We mark them. We celebrate them. We commemorate them. Sometimes we must even fight for them. These are “firsts.” Whether it’s being the first, coming in first, or establishing a first, that single, solitary number is often a symbol of strength, success, history and triumph.
When I was young, any time my family bought a new VCR or stereo equipment, I would be the first to press every button just to see what everything did. With time, I learned how it all worked.
Like many Millennials today, my mother looked on as if I were some sort of prodigy. To her, the fact that I could program the VCR without looking at the instruction manual made me the Second Coming of Tesla. They are just buttons, I thought.
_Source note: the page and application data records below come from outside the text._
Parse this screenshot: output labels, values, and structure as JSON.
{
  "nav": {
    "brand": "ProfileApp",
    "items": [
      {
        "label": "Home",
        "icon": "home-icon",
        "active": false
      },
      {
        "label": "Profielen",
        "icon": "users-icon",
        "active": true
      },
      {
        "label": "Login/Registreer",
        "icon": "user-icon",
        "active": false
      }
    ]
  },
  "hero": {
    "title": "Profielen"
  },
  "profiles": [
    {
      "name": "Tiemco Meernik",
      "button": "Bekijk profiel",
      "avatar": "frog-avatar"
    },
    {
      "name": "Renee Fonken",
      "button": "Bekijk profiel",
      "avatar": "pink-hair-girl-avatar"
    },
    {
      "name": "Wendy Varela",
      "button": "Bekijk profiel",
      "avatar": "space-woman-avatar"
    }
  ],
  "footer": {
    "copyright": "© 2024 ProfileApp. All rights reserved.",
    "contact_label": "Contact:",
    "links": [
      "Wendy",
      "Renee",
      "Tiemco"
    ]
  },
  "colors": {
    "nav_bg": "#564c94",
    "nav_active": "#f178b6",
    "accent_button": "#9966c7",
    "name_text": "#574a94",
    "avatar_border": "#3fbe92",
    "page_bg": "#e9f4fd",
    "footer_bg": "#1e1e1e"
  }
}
You press them and see what happens. Eventually, you learn to press the right ones.
It’s easy to look back at my parents’ generation and chuckle at their technophobia. But the further I get into adulthood, the more I realize that we all have areas of our lives where we’re like my parents with the new VCR. Today, we have DVD and Blu-ray and iPods instead, and digital apps for banking and photo sharing. I sit and stare and shake my head and say, “But why?” Then I remember, it’s as simple as doing it, pushing the right buttons—being the first to try.
Google the word “first” and you’ll find everything from a definition to nonprofit organizations to a list of banks and credit unions. Again, firsts can mean many things to many people.
Here at Georgia Southern, we mark firsts as milestones. In this issue, there happen to be a number of firsts—a ‘season of firsts,’ you might call their collective. Whether it’s academic firsts, such as the first undergraduate Manufacturing Engineering Program awarded in Georgia and our historic ABET accreditation to our first BSN to DNP nursing pathway to our first 40 Under 40 recognitions. Or celebrating and catching up with alumni who have achieved firsts: Hala Moddelmog (’79) becoming the first female president & CEO of the Metro Atlanta Chamber and Tim Willis (’94), the first blind track and field runner in NCAA Div. I sports history. And then there’s our Athletics firsts. From the University’s first Women’s Golf Team and head coach to our first football championship in our inaugural season competing in the Sun Belt Conference. And January marks Dr. Keel’s first five years as president of the “Greatest University in America.”
As you continue reading, I hope it inspires you to set out on a journey to be the first or become a first. After all, as pages in Georgia Southern University history, we all have a unique role in trying to find the right buttons—technology or otherwise—that lead to what our next “first” will be.